In clinical studies such as ARROW, Gavreto demonstrated durable and potent antitumor activity in patients with RET fusion-positive or RET-mutant thyroid cancers. Patients with RET-mutant MTC (V804X, C634X, M918T) or RET fusion-positive papillary thyroid carcinoma (CCDC6, NCOA4) were treated with Gavreto. The dosage varied from 30 to 600 mg once or twice daily in the phase 1 dose escalation. The dose of Gavreto can be increased to 400 mg daily according to the phase 2 escalation. In a therapeutic trial, 79 patients were found to have RET-mutant MTC. Of these, 61% had M918T mutations, 28% had C634X mutations, 8% had other mutations, and 4% had V804X mutations. The overall response rate was 65% (51 of 79 patients). The partial response rate was 59%, inclusive of 1 pending confirmation, and the complete response rate was 5%.4
RET Inhibitor Therapy for Medullary Thyroid Cancer
Gavreto is a novel, highly selective rearranged during transfection (RET) inhibitor that is being investigated for the therapy of RET-altered solid tumors. It is highly efficacious, and durable responses have been seen in patients with tumors of the central nervous system. Gavreto is also known as BLU-667. In a clinical study, a patient with metastatic MTC underwent somatic testing. A commercial assay revealed the RET M918T mutation. The variant allele frequency (VAF) of this mutation was 38%. The patient provided informed consent and was enrolled in a phase 1/1b study of Gavreto. Previously, the patient had been treated with vandetanib for 2 months. This drug was discontinued because of disease progression. The patient was then treated with cabozantinib for 8 months.
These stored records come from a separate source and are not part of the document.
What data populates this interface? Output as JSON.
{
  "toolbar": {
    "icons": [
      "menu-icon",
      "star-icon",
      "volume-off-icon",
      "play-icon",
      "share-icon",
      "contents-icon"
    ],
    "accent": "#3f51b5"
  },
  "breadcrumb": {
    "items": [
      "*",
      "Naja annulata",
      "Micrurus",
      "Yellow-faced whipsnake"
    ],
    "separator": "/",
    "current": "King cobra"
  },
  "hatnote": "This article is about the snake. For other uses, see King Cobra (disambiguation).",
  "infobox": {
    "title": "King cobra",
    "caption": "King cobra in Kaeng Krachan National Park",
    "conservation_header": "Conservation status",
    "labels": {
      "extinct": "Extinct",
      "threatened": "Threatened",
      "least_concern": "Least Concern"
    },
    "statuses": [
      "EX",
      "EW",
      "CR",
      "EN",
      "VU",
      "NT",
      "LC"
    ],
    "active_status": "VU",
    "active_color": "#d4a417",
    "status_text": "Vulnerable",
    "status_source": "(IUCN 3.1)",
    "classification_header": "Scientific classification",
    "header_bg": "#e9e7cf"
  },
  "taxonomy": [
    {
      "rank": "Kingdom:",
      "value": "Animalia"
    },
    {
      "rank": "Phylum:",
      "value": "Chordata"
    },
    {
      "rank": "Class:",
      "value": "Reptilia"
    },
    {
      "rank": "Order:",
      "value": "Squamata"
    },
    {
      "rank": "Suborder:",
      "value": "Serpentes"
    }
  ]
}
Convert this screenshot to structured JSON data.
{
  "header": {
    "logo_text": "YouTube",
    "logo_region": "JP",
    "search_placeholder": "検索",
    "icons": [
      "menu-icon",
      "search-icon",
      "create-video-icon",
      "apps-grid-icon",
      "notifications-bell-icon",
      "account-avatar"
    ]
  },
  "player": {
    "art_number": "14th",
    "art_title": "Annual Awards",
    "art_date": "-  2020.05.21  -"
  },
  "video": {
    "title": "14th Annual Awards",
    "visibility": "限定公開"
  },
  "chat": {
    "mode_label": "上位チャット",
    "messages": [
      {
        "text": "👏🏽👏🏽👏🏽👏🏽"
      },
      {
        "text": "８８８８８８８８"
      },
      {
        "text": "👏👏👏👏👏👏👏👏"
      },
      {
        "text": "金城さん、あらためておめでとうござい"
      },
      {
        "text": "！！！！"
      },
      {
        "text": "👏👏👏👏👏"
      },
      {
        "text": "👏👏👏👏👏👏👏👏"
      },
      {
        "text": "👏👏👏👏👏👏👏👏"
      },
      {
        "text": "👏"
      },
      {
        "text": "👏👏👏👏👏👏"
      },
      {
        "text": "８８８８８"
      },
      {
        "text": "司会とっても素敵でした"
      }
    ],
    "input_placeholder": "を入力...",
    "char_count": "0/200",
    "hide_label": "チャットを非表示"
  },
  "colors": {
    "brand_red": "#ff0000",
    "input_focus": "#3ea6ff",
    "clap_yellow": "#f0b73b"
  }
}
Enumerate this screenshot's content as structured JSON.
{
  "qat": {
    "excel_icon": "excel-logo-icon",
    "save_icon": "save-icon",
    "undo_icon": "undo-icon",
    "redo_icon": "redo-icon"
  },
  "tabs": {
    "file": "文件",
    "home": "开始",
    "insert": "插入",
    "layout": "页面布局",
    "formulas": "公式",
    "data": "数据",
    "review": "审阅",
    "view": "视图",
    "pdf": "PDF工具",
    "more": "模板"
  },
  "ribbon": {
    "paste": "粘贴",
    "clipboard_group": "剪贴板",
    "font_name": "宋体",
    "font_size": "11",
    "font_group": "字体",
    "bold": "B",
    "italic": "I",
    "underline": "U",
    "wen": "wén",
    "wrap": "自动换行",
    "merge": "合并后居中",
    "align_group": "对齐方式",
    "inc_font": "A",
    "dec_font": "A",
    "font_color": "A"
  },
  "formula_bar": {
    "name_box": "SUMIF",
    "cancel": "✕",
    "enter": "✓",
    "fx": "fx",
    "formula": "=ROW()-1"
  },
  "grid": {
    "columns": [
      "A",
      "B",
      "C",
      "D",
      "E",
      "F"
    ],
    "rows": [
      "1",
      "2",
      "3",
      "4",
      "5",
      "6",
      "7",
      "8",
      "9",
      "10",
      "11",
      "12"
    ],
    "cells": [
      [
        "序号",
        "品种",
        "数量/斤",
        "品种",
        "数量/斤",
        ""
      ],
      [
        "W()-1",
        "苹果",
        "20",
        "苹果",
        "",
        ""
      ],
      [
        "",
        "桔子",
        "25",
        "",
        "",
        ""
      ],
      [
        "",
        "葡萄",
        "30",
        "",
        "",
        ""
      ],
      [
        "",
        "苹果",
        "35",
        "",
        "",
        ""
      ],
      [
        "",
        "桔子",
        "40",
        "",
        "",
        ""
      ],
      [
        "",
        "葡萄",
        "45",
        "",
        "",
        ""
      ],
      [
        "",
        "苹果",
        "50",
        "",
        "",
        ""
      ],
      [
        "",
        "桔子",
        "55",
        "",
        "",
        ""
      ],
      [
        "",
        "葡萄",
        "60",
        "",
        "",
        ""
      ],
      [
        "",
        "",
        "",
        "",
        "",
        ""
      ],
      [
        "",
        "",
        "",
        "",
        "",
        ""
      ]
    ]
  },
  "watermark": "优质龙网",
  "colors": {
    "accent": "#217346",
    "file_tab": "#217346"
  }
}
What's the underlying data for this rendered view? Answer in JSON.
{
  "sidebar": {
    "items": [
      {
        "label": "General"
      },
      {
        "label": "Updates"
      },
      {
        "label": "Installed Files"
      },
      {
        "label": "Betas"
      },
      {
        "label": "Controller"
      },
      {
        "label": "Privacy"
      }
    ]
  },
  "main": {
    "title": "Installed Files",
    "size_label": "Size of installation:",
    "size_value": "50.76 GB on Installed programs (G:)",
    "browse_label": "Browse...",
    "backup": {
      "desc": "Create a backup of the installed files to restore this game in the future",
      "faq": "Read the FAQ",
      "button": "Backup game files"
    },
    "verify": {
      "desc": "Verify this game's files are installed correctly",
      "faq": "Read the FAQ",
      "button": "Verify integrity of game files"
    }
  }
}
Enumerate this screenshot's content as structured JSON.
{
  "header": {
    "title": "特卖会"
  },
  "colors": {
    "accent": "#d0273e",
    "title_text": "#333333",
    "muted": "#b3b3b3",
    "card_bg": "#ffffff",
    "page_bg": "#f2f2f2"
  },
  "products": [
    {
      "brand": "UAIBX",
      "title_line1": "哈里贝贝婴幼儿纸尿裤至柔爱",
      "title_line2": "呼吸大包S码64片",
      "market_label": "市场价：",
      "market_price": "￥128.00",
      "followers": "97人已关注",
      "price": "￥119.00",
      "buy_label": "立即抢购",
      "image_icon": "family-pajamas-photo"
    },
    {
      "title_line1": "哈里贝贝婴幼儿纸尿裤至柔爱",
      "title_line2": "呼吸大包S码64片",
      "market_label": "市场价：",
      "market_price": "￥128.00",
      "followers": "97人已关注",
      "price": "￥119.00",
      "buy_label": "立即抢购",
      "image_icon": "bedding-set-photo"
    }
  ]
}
This drug also was discontinued because of the patient’s inability to tolerate the drug and disease progression. The patient was then treated with selpercatinib for 12 months. A partial response was noted and the selpercatinib was well tolerated, but it was ultimately discontinued because of disease progression.5
The patient then chose to undergo salvage therapy with a selective RET inhibitor (Gavreto) in preference to cytotoxic chemotherapy. Initially, the patient’s symptoms and liver metastases improved; however, at 6 weeks after the start of therapy, sudden and rapid deterioration of his symptoms developed, with worsening liver metastases. Mixed changes were revealed by tumor markers. The RET M918T mutation (VAF, 28%), RET G810S mutation (VAF, 11.9%), and RET V804M mutation (VAF, 22%) were confirmed with next-generation sequencing of a tumor biopsy obtained at enrollment (before pralsetinib and after selpercatinib therapy). Clinical studies show that highly selective RET inhibitor therapy is not efficacious in all patients with MTC previously treated with another highly selective RET inhibitor. Loss of heterozygosity is observed in the RET M918T mutation with a VAF of 38%. The studies concluded that pralsetinib and selpercatinib have inhibitory activity against the RET V804M mutation and that clinical resistance is mediated by the emergent RET G810S mutation.5
- Gavreto™ (pralsetinib). Genentech. Accessed August 20, 2021.
- Gavreto capsules, for oral use. Food and Drug Administration. https://www.accessdata.fda.gov/drugsatfda_docs/label/2020/213721s000lbl.pdf.. Revised December 2020. Accessed August 20, 2021.
- Gavreto for RET+ advanced thyroid cancer. Genentech. Accessed August 20, 2021.
- Markham A. Pralsetinib: first approval. Drugs. 2020;80(17):1865-1870. doi:10.1007/s40265-020-01427-4
- Bruce JY, Bible KC, Chintakuntlawar AV. Emergence of resistant clones in medullary thyroid cancer may not be rescued by subsequent salvage highly selective rearranged during transfection-inhibitor therapy. Thyroid. 2021;31(2):332-333. doi:10.1089/thy.2020.0449
Reviewed by Harshi Dhingra, MD, on 8/30/2021.